## Directions for this task
In the records below, how many lines hold the string "image"? Give only the number.

## Dataset entries
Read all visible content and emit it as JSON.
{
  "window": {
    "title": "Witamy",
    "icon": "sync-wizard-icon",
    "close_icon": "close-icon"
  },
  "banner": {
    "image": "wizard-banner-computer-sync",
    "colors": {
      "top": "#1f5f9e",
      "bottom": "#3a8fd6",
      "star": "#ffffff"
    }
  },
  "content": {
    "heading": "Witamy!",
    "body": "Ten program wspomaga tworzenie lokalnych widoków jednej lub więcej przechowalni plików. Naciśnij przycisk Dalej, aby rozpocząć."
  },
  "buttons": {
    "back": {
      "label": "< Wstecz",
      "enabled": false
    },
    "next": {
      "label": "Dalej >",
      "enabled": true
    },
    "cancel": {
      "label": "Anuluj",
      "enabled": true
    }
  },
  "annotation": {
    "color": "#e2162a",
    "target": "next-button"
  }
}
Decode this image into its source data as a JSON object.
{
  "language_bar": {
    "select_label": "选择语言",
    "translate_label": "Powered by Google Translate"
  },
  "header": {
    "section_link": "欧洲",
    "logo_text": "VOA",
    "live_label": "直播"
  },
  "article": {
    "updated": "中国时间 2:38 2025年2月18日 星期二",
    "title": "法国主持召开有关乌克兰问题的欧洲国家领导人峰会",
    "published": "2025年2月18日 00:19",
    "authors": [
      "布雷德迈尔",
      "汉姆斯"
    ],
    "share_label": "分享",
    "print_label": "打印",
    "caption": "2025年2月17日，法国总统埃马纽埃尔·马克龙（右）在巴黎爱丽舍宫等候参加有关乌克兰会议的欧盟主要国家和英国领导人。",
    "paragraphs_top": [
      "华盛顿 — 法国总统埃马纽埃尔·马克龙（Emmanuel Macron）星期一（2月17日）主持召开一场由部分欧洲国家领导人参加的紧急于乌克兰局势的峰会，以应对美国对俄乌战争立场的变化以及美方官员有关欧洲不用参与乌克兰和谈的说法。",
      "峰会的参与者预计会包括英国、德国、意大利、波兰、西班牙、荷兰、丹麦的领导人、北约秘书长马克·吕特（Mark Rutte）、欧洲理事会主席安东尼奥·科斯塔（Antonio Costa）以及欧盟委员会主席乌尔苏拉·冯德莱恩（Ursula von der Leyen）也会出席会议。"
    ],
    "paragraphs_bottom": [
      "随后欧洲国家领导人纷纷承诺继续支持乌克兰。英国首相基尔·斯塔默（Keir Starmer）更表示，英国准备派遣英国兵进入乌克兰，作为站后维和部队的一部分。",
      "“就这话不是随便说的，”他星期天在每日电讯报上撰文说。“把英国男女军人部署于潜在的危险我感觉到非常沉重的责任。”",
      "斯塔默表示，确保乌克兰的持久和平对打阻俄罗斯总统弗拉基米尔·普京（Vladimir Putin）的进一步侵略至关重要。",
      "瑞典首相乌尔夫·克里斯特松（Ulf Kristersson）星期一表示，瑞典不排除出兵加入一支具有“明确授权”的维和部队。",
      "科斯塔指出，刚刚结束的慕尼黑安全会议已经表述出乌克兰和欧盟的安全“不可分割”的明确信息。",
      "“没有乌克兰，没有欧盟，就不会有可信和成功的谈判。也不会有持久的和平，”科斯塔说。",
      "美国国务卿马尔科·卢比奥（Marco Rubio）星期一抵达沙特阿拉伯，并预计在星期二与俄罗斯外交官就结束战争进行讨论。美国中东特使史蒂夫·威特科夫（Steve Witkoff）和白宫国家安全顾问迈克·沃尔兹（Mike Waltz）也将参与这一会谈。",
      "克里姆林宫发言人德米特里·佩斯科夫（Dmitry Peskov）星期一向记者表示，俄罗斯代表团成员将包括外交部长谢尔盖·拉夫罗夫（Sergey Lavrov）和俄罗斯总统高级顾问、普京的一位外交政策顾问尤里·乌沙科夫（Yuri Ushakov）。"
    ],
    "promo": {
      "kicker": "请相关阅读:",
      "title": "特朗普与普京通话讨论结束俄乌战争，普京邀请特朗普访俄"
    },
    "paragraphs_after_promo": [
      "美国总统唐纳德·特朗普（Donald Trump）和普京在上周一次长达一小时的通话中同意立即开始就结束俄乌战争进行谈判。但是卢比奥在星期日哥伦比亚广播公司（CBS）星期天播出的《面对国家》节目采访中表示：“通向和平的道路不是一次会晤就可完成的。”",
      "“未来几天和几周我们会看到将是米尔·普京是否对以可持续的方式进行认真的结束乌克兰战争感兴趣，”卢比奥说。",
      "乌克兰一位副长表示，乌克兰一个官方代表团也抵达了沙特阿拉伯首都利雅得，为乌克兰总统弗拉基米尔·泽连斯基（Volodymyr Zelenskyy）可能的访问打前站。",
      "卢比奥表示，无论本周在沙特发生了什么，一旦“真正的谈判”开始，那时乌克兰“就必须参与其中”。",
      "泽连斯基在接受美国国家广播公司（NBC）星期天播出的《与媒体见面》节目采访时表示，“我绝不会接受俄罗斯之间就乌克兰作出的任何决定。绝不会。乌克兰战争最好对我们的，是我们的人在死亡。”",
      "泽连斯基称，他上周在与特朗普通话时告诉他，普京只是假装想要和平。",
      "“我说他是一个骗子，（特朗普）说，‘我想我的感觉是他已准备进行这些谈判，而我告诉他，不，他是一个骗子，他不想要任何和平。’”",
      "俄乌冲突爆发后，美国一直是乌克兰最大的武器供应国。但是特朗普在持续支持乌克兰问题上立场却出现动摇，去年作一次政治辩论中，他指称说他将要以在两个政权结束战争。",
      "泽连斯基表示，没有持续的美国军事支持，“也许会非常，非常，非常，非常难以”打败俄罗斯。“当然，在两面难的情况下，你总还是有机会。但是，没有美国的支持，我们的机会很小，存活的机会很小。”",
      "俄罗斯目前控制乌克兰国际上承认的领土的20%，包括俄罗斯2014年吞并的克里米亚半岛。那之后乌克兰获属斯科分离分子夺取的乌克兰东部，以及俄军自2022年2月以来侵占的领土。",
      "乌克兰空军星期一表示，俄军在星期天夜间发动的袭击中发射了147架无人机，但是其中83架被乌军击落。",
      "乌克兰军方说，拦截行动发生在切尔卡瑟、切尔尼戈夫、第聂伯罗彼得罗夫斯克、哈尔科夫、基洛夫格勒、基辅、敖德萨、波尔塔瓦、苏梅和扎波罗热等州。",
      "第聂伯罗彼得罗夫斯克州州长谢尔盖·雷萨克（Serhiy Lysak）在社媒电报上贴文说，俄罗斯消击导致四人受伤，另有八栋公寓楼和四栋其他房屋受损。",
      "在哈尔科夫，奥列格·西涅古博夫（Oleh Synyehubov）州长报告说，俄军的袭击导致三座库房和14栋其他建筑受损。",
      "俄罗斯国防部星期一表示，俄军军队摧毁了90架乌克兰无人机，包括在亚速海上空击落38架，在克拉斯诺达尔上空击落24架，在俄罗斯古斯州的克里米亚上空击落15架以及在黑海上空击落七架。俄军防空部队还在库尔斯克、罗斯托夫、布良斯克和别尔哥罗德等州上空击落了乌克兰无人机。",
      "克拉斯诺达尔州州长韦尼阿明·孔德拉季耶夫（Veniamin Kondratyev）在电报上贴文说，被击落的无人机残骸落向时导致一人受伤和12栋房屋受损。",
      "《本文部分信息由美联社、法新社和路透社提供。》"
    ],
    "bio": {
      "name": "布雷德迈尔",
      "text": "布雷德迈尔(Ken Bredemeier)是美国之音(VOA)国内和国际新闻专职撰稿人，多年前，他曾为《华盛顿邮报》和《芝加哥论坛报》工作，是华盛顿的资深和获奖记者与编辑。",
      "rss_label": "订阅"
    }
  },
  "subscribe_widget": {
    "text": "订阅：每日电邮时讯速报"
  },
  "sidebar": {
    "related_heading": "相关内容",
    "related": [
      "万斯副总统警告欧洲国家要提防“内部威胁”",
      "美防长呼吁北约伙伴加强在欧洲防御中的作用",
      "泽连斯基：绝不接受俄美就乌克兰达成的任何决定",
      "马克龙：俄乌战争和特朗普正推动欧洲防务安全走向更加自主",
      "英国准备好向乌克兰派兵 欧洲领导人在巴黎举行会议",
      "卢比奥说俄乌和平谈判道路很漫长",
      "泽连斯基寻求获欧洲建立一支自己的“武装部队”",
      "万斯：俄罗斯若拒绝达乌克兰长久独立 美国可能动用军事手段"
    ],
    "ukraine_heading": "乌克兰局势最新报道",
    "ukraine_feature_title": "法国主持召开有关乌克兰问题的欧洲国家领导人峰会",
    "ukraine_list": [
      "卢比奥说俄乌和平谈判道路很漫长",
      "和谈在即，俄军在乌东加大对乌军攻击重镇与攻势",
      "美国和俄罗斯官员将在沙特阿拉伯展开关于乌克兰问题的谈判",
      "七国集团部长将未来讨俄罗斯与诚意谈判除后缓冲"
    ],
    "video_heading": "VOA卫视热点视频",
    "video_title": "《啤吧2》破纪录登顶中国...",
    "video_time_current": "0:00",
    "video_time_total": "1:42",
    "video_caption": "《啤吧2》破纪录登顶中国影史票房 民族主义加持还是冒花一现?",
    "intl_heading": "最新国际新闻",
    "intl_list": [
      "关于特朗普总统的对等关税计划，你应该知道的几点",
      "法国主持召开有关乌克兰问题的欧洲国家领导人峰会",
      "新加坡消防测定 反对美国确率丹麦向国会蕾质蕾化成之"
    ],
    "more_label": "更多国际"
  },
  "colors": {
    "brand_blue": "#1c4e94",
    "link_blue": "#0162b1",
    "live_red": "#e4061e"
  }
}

## Response to this task
2